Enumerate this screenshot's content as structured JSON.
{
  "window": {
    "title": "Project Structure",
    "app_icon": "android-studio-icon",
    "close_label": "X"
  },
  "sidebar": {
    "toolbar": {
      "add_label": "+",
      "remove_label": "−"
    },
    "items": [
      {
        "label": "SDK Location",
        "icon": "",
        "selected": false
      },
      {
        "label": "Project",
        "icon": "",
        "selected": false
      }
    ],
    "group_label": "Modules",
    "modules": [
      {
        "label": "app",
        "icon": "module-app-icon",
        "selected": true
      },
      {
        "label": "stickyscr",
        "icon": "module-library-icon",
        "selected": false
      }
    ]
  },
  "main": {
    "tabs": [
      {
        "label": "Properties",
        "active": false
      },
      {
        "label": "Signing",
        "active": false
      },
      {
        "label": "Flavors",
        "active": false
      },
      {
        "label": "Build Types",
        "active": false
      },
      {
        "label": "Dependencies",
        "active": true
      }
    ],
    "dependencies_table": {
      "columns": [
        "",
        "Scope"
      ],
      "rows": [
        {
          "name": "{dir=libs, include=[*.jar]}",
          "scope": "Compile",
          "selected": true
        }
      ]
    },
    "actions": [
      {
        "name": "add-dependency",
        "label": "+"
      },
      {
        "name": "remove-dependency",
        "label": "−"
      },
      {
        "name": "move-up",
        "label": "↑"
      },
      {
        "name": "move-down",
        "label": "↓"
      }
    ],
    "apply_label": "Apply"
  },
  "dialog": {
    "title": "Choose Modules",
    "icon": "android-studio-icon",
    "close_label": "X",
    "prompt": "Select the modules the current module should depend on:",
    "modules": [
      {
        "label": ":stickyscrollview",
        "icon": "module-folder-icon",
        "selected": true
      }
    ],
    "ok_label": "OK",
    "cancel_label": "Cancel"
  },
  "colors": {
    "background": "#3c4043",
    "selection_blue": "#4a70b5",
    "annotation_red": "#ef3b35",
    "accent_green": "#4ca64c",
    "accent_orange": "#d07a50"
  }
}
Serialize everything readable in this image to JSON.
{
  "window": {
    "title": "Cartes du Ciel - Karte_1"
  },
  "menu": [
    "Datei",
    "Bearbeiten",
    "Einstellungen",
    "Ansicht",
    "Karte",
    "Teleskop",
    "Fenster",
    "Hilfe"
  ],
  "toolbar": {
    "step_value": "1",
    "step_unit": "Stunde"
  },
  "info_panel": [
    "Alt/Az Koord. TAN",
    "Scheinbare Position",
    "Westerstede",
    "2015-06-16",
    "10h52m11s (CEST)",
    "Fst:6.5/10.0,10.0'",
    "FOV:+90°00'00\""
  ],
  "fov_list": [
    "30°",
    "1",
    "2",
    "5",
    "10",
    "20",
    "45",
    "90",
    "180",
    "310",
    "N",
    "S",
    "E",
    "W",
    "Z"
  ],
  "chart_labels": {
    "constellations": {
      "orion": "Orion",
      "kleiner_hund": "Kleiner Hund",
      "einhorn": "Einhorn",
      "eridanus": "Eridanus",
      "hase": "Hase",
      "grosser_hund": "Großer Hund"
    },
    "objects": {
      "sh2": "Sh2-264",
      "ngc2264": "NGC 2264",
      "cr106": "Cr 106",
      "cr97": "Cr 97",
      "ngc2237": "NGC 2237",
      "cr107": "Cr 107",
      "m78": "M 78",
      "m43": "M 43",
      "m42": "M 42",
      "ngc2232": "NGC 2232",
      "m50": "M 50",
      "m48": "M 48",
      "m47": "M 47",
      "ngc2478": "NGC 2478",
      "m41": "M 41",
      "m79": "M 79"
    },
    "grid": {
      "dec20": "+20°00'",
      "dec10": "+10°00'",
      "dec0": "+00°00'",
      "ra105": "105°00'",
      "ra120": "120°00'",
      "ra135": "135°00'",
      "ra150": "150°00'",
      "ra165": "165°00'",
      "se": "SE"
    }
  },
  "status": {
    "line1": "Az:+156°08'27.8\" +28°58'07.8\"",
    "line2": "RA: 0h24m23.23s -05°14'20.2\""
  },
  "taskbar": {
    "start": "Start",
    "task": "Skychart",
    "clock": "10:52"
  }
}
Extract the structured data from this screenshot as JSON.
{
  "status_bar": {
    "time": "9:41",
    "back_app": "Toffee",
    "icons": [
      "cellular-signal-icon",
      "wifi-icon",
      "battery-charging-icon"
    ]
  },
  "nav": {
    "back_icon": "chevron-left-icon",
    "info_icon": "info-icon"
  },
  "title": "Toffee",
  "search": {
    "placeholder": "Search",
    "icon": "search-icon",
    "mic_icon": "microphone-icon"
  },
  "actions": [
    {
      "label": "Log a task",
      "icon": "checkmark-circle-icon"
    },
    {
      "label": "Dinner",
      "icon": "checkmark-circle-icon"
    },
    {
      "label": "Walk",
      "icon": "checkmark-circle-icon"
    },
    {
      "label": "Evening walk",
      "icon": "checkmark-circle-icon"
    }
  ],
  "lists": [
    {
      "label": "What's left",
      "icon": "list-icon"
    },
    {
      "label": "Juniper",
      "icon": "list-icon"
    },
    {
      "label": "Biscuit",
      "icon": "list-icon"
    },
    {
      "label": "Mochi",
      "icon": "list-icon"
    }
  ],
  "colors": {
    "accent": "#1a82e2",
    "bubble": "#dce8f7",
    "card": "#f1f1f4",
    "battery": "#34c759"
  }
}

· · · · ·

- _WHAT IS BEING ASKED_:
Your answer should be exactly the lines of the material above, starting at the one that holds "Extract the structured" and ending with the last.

- _FINISHED EXERCISE_:
Extract the structured data from this screenshot as JSON.
{
  "status_bar": {
    "time": "9:41",
    "back_app": "Toffee",
    "icons": [
      "cellular-signal-icon",
      "wifi-icon",
      "battery-charging-icon"
    ]
  },
  "nav": {
    "back_icon": "chevron-left-icon",
    "info_icon": "info-icon"
  },
  "title": "Toffee",
  "search": {
    "placeholder": "Search",
    "icon": "search-icon",
    "mic_icon": "microphone-icon"
  },
  "actions": [
    {
      "label": "Log a task",
      "icon": "checkmark-circle-icon"
    },
    {
      "label": "Dinner",
      "icon": "checkmark-circle-icon"
    },
    {
      "label": "Walk",
      "icon": "checkmark-circle-icon"
    },
    {
      "label": "Evening walk",
      "icon": "checkmark-circle-icon"
    }
  ],
  "lists": [
    {
      "label": "What's left",
      "icon": "list-icon"
    },
    {
      "label": "Juniper",
      "icon": "list-icon"
    },
    {
      "label": "Biscuit",
      "icon": "list-icon"
    },
    {
      "label": "Mochi",
      "icon": "list-icon"
    }
  ],
  "colors": {
    "accent": "#1a82e2",
    "bubble": "#dce8f7",
    "card": "#f1f1f4",
    "battery": "#34c759"
  }
}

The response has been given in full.